organization
publishing date
type
Contribution to journal
publication status
published
subject
keywords
Digital storytelling, Digitalisation, Documentation practices, Narrative, People production, Social work practice, Standardisation
in
Social Inclusion
volume
7
issue
1
pages
11 pages
publisher
Cogitatio
external identifiers
  • scopus:85064262121
ISSN
2183-2803
DOI
10.17645/si.v7i1.1814
language
English
LU publication?
yes
id
fca4e3f3-7ebb-44c1-8e19-e8d2bb165374
date added to LUP
2019-05-02 11:50:34
date last changed
2019-08-14 04:35:38
@article{fca4e3f3-7ebb-44c1-8e19-e8d2bb165374,
  abstract     = {<p>Digital work has become part of social workers’ daily routines in countries where digitalisation is on the agenda. As a consequence, documentation practices are expanding—on paper as well as digitally—and include reporting detailed statistics about client interventions, filling in digital forms, and fulfilling local and national performance measurement goals.
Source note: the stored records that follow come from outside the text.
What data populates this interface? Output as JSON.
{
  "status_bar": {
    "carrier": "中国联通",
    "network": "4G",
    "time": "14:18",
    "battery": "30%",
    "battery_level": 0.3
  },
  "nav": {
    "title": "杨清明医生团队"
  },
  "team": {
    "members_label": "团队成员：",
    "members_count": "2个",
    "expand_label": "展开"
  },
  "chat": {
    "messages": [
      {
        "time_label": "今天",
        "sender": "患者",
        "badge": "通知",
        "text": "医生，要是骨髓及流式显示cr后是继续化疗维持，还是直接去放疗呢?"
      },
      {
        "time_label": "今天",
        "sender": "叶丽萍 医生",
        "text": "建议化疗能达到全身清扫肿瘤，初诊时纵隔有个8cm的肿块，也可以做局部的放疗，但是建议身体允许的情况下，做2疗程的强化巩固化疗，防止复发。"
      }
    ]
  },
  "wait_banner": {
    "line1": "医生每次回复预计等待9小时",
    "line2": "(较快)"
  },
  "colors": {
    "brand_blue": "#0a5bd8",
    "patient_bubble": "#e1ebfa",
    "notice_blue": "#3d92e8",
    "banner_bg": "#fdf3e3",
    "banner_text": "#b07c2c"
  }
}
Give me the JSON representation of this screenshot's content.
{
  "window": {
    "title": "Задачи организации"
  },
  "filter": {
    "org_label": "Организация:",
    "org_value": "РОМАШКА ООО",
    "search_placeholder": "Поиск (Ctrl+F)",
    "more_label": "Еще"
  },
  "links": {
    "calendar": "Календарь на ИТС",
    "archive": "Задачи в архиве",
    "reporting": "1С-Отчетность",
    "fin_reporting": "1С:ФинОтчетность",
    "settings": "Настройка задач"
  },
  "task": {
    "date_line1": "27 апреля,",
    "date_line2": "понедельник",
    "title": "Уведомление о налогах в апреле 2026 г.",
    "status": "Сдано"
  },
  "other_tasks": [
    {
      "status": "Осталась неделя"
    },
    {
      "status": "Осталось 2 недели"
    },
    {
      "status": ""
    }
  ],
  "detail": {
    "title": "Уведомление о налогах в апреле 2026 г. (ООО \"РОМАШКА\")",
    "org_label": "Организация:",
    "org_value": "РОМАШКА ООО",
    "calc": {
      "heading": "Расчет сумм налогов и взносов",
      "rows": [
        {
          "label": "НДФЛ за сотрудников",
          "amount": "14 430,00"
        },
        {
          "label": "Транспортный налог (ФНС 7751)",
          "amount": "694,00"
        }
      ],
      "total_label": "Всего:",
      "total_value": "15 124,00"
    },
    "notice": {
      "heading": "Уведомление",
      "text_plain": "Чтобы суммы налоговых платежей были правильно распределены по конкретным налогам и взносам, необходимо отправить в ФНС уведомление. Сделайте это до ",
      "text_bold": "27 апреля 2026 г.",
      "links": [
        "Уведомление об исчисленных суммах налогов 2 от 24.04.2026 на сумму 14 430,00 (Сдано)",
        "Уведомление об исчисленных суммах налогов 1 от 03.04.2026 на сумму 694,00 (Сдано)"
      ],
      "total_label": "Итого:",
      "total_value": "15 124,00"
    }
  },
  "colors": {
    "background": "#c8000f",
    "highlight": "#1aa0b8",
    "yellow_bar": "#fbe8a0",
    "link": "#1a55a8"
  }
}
Standardised formulas with tick-box answers, fed into databases by the social worker, are examples of this digital endeavour. One example is the Addiction Severity Index (ASI), a questionnaire for estimating the client´s life situation and needs, used in addiction care. However, difficulties in making the social workers use the results of the standardised questionnaire in social work investigations, where a storied form is traditionally preferred, have made social workers reluctant to use them. To encourage the use of the ASI, a software program was invented to transform the binary data from the questionnaire into a computerised storyline, imitating the storied form. The aim of this article is to describe the context of the digital storyline production and to analyse the particular type of “digital client” it creates. Possible consequences are discussed, such as the absent (or distorted) client voice. It is proposed that documentation systems, in whatever form, should not be regarded as neutral carriers of information, but must be analysed for how clients are (re)presented and, ultimately, how social work is consctructed.</p>},
  author       = {Barfoed, Elizabeth Martinell},
  issn         = {2183-2803},
  keyword      = {Digital storytelling,Digitalisation,Documentation practices,Narrative,People production,Social work practice,Standardisation},
  language     = {eng},
  month        = {02},
  number       = {1},
  pages        = {196--206},
  publisher    = {Cogitatio},
  series       = {Social Inclusion},
  title        = {Digital clients : An example of people production in social work},
  url          = {http://dx.doi.org/10.17645/si.v7i1.1814},
  volume       = {7},
  year         = {2019},
}